Review: A Time to Build by Rick Rossing

2.5 stars (For an explanation of my curmudgeonly rating and reviewing quirks, please refer to my reviewing guide.)

There are many things to love about this book. It has a great early Heinlein feel to it, and the positives are easy to list:

  • a classic coming-of-age “lost prince” narrative hook
  • a light touch with dialogue
  • enjoyable character interplay
  • a fabulous, intricately-designed, sweeping universe to explore
  • good pacing
  • plenty of history, plenty of twists and reveals
  • action!

Great ideas. Lots of attention to detail. Fun creatures and creations, humor to balance out tension…but so many assorted presentation issues that I had to push myself to finish.

It’s a rough gem, but the setting interfered with my appreciation of its beauty. Grammar quirks. Repetitive descriptions and dialogue tags. Tons of dialogue without any tags, in multi-person conversations between people whose voices were too similar to tell apart. (I didn’t like it when Asimov did it, and I didn’t like it here.)  Everyone was always standing up and looking around, sitting down and turning their heads, touching an arm and nodding. Everyone was always talking. Telling each other things that happened. Explaining the past. Discussing the plans. Recapping what happened.

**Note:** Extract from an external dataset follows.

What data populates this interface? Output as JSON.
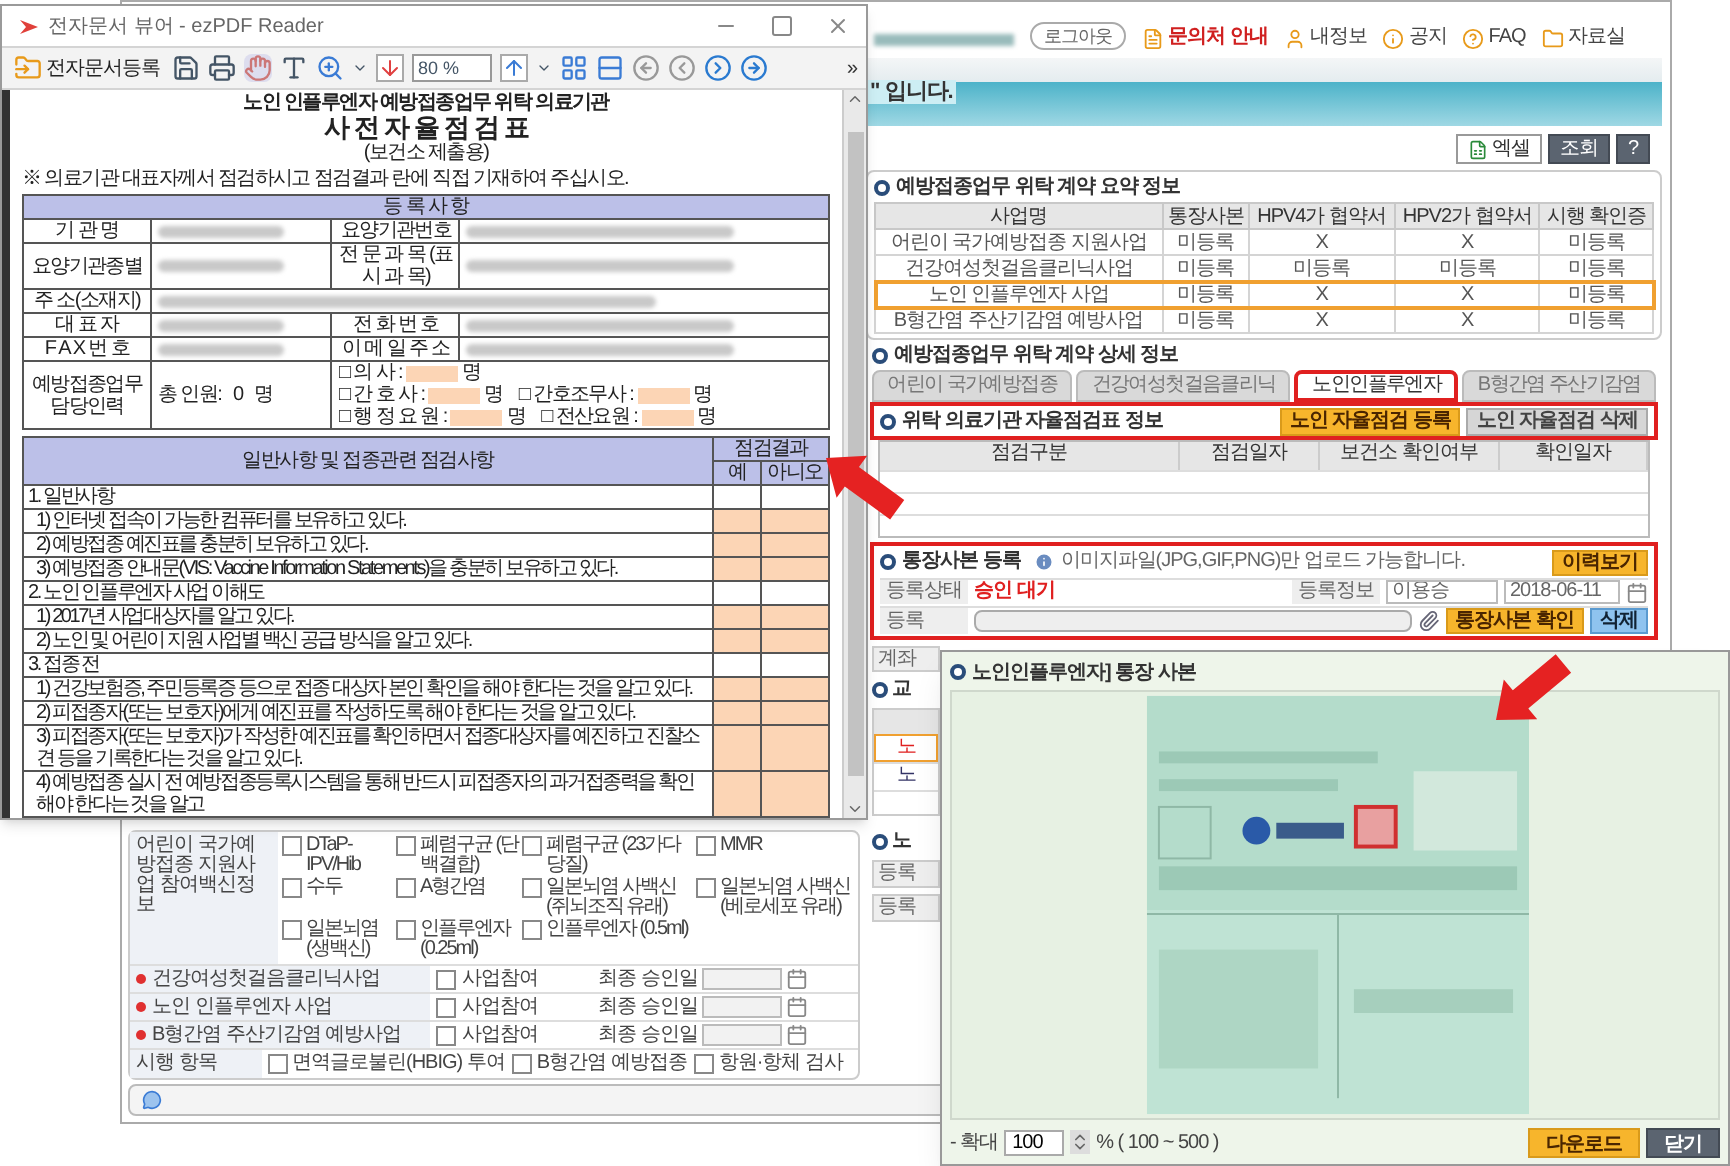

All the things I listed are sins I am undoubtedly guilty of committing as an author. Perhaps I am blind to the shortcomings of my own children and over-sensitive to them in others. This is possible, but in any case, this book exceeded my tolerance.

Taken together the elements do make a storytelling style, a cohesive and perhaps even an intentional one, but the older I get, the less patience I have for it. I want more poetry in my prose. My other main issue is more personal. I grew up reading “boy books” because there were very few SFF titles with women in lead roles, so I have no problem identifying with male protagonists. I also have experience tolerating story lines in which women, children, mothers and girlfriends exist as props for the main character’s development. At least the women in this story have brains, brawn and other strengths and weaknesses. Like Heinlein’s women, and David Weber’s, they’re more than furniture. I’m glad of that, but they never felt real to me, not the way the men did. A shiny perfect prize is still only a prize, not a person.

Now that there are plenty of stories out in the world that have spaceships, dragons, adventure and women who are villainous or heroic, strong or week independent of their men, I’d rather spend my time in those worlds.

My advice?  Read the Look Inside. If nothing about the style bugs you, and you have a high tolerance for traditional gender role-play dressed up in “strong female character” clothing, then you have a rollicking fun read ahead of you, with sequels to follow. This isn’t technically YA fiction, but the themes of maturing and choosing to act heroically makes it feel young, and the light, fast-moving plot full of aliens and adventure is suitable for teens.

Link to purchase: A Time to Build.

It may be just your cup of tea. Please give it a look.